For Latino Students, Segregation Still Exists


Before the landmark Supreme Court decision Brown v. Board of Education, which declared the segregated schooling of black children unconstitutional, Mendez v. Westminster in California fought for integration of schools for Mexican-American children, writes Rebecca Klein of The Huffington Post — and the battle appears far from over.

In 1946, California's Mexican-American children had been attending substandard "Mexican schools" for years. The suit argued that separating Mexican-American students violated their right to equal protection under the Constitution. Their schools were under-resourced, and segregation was affecting children's self-esteem and achievement.

Four school districts, the defendants in the suit, argued that Mexican pupils had bad hygiene, were disease carriers, and were inferior intellectually to white students. The plaintiffs won the case, but it never reached the Supreme Court, and therefore never had an impact on a federal level.

In a short time, California became the first state to eliminate state-sponsored school segregation. But currently, the state continues to have de facto segregation based on intentional housing and schooling choices. And as far as Latino students are concerned, California is still the most segregated state in the nation, according to UCLA's Civil Rights Project.

The average Latino student in the state probably attends a school that is 84% nonwhite in an area that is poverty-stricken. The communities Latino kids live in have just 20% of students who take the SAT score at a level indicating that they are ready for college compared to 41% of students across the state.

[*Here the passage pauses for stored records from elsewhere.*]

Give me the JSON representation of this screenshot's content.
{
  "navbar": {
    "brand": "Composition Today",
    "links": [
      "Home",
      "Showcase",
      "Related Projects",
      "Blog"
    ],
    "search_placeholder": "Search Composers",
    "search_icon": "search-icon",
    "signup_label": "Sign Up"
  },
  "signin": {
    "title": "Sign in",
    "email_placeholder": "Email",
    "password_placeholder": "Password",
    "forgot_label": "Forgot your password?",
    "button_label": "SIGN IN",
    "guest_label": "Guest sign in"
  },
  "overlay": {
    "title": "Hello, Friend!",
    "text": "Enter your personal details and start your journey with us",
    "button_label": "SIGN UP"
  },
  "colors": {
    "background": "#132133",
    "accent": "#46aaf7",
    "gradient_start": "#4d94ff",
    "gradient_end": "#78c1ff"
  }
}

The problems are not unique to California. Houston, Texas has a gifted program, but Hispanic students and African-American children are less likely to be identified as gifted than white or Asian young people. This biased treatment happens nationwide, writes Laura Isensee of NPR.

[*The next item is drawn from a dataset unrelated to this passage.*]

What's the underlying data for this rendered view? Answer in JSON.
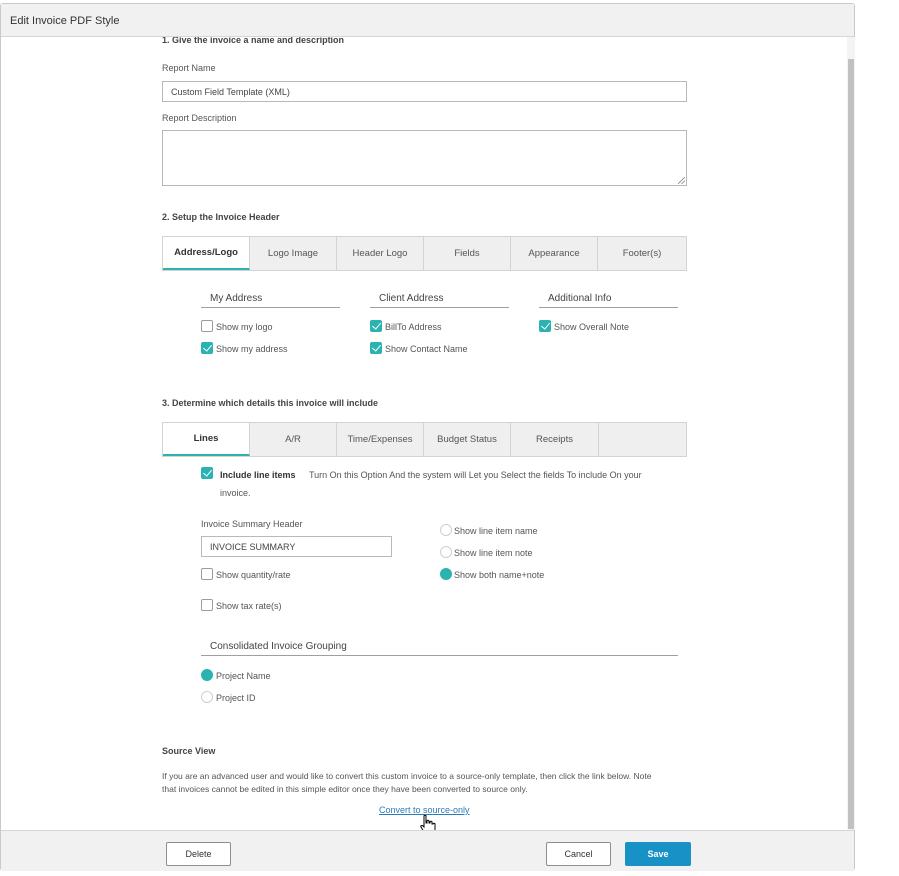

In spite of the fact that a district may be poor, there are still more higher-income students in that district's gifted programs than Hispanic or black, with blacks missing the opportunity the most. Donna Ford of Vanderbilt University says she sees the problem as a clear case of education for gifted children being segregated by race and income.

After Ford was asked to take a close look at enrollment in the gifted program, she said:

"Racial bias has to be operating, inequities are rampant. Discrimination does exist whether intentional or unintentional."

One problem Ford uncovered is that Houston uses a test that some educators say is culturally biased. Also, the selection process is point-based, so some families can use strategies that help get their children into the program.

In Denver, the city's public schools are the most segregated school district in the metro area, according to an analysis conducted by I-News. Busing was in place from 1974 through 1995 to get black students into good schools. But Latinos were left out in the Keyes v. School District No. 1 desegregation case in 1973.

Now Latinos are possibly more segregated than black students before the Keyes days because of the return to neighborhood schools in a city with many neighborhoods that are both racially and socioeconomically ghettoized, reports Alan Gottlieb for Rocky Mountain PBS I-News and the Summit Daily.

"We care deeply about integration, about economic integration, about racial integration in our schools and our classrooms," Denver Superintendent Tom Boasberg said in an interview with Rocky Mountain PBS. "Study after study has shown that all kids benefit when classrooms are integrated, that all kids learn more."

Privacy Policy Advertising Disclosure EducationNews © 2019